Here are nine common things we hear from clients who find themselves on the receiving end of a severance agreement, along with answers based upon decades of employment law experience.

  1. Q: Why shouldn’t I sign this agreement? It conforms to company policy.

A: Unless you’re really sure that you want to accept the agreement, do not sign anything until you know for certain. When you sign you give up your right to sue, and even if you have no intention of suing you give away your bargaining leverage. Severance agreements may be negotiable.

  1. Q: I need time to think about this.

A: OK, but don’t lose track of time. Most agreements give you 21 calendar days (in some cases 45 days) to decide whether to accept the company’s offer. Do not wait until the last minute and back yourself into a corner. Get your decision-making process started right away.

  1. Q: I don’t have a copy of (fill in the blank with an important employment record).  

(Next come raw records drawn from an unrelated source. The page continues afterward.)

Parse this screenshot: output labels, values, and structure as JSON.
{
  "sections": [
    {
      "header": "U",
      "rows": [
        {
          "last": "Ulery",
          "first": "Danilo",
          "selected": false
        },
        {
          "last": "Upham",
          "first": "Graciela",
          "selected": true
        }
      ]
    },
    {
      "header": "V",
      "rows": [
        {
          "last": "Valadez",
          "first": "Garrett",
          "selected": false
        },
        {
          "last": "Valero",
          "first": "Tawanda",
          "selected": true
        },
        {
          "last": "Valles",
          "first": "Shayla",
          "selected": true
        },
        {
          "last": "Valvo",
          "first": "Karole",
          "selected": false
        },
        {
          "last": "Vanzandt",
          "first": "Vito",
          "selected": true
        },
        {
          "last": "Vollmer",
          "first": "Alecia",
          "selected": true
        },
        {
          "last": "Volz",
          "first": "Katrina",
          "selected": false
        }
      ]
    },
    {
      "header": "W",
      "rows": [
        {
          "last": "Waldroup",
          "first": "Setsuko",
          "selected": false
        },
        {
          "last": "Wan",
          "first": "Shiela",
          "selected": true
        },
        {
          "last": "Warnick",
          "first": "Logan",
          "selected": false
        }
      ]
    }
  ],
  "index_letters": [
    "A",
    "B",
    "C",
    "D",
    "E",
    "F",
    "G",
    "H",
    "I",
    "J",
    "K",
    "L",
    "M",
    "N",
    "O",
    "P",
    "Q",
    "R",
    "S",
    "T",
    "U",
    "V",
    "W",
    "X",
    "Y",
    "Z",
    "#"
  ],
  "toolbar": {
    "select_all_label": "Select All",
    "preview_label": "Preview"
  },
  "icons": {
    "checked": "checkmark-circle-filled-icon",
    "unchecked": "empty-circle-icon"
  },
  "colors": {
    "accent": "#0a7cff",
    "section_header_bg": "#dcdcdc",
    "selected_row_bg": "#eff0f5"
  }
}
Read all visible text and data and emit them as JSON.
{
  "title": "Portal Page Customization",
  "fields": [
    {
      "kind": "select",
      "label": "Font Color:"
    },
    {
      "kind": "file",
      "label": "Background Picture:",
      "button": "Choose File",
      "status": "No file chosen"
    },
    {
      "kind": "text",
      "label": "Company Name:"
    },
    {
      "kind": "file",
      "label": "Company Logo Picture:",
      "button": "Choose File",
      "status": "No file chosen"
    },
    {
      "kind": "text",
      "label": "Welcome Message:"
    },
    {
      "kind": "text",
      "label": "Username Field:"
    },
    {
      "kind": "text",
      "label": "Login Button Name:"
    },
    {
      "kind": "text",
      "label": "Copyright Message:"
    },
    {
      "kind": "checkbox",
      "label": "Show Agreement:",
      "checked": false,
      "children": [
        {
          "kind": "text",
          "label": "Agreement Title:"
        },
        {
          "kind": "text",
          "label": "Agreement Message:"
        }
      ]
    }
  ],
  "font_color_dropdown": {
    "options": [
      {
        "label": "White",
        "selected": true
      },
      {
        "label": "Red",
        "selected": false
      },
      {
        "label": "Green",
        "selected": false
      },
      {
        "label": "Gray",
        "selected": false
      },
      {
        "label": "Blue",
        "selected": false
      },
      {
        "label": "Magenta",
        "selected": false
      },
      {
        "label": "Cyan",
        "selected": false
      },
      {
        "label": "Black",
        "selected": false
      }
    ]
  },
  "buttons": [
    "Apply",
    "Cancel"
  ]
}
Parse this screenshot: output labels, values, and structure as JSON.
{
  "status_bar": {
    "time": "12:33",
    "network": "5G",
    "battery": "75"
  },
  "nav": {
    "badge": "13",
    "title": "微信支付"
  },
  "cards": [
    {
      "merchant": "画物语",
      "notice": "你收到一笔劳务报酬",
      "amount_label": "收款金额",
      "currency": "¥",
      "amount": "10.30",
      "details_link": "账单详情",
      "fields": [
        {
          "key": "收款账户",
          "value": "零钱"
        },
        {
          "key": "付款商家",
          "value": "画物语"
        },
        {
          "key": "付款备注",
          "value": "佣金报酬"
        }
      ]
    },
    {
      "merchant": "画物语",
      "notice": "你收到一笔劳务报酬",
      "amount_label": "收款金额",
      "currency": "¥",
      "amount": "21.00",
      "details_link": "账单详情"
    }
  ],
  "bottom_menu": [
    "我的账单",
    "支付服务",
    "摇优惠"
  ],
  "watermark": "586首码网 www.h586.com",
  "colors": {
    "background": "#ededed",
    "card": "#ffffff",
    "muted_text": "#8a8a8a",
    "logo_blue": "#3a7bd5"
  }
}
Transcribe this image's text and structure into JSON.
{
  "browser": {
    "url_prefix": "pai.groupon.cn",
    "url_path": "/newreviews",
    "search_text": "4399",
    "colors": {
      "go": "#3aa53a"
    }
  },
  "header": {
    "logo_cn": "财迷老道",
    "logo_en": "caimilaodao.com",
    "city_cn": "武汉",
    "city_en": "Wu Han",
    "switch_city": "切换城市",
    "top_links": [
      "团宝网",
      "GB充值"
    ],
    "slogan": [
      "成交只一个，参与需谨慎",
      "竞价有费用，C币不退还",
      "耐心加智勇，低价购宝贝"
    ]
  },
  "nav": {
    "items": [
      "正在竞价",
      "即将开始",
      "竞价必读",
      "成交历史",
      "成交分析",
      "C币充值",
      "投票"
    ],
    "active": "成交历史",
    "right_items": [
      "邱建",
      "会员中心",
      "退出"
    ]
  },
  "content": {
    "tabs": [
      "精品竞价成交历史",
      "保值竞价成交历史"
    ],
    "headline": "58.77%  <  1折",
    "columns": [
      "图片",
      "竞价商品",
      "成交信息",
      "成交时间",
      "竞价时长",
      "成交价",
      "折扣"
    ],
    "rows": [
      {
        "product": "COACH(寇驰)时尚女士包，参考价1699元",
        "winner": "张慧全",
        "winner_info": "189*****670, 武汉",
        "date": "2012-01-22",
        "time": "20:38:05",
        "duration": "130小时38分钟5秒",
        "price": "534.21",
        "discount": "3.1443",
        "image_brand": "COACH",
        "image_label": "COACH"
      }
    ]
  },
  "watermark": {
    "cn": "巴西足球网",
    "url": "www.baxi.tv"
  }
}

A: Gather up your employment records right away. Ideally you should have had this in place long before you need the document. We see people all the time who “think” they have a non-compete, confidentiality, or non-solicitation agreement but can’t access them because they are only on the employer’s computer system and the employee is locked out. Unused vacation days are important since you may be entitled to be paid. Have that information handy. It should go without saying that you need to keep this information in hard copy or stored electronically in a secure place outside of the company’s computer system. Preferably both. This information is needed to help secure your family’s future.

  1. Q: Why do I need an attorney? The agreement looks like a standard form.

A: You need an attorney because you don’t know what you don’t know. And yes, it is a standard form, one designed by their attorneys for the sole purpose of protecting the company, not you. Don’t be naïve about this. You just got fired. All the company cares about now is moving you out and never having to deal with you again. Sorry if that sounds harsh but that’s the way it is. Your family’s future is on the line. Consider the value of the investment to ensure that you’re doing all you can to protect them.

  1. Q: If I hire an attorney can the company revoke its offer of severance pay?

A: The short answer is no in most cases. For employees who have reached age 40 the law requires employers to tell you that you should have the agreement reviewed by an attorney. Many severance agreements extend this provision to employees of any age. If the company pulls their offer to pay you because you hire an attorney they have violated federal law.

  1. Q: What’s the use of challenging my termination? New Jersey is an employment at will state and they can fire me for any reason. 

A: We hear this one a lot. Yes, New Jersey is an employment at will state but has many laws that could give you leverage to bargain for a better deal. In fact it’s one of the most protective of employee rights of all the states. Don’t make the analysis on your own no matter how much you try to educate yourself on the internet. Only trained professional help will give you the knowledge and judgment based on experience needed to help you make a good decision.

  1. Q: I’ll try to negotiate with them first and call back if I don’t get anywhere.

A: Sorry. This never works except occasionally for a very small amount of money. Once you’ve taken your shot on your own there’s little an attorney can do for you except file a lawsuit. Don’t ask us to unscramble eggs.

  1. Q: The law gives me a week to revoke the agreement after I sign. I’ll just sign the agreement and we can negotiate a better deal later if I change my mind.

A: Like #7 above, this almost never works. You’re likely to have two choices if you choose this route: take it or leave it. Revocation is a legal right, but it’s not a strategy.

  1. Q: I’ll just sign the severance agreement, get the money, and still have time to sue for wrongful termination.

A: Yes, we have heard this one too. When you read the agreement you will find a long, single-spaced, dense paragraph of legalese called a “release” or “waiver.”  It’s part of that “standard form” stuff we addressed above. When signed it’s your promise to the company never to sue them. Ever. For anything related to your employment. Game over. You can’t have it both ways. Take the money and walk away or sue them. Those are your choices.

Contact Steinberg Law, LLC to discuss your employment law issue. We’re here to help.


Frank Steinberg
Committed to helping clients with employment litigation, business litigation, and aviation law throughout NJ.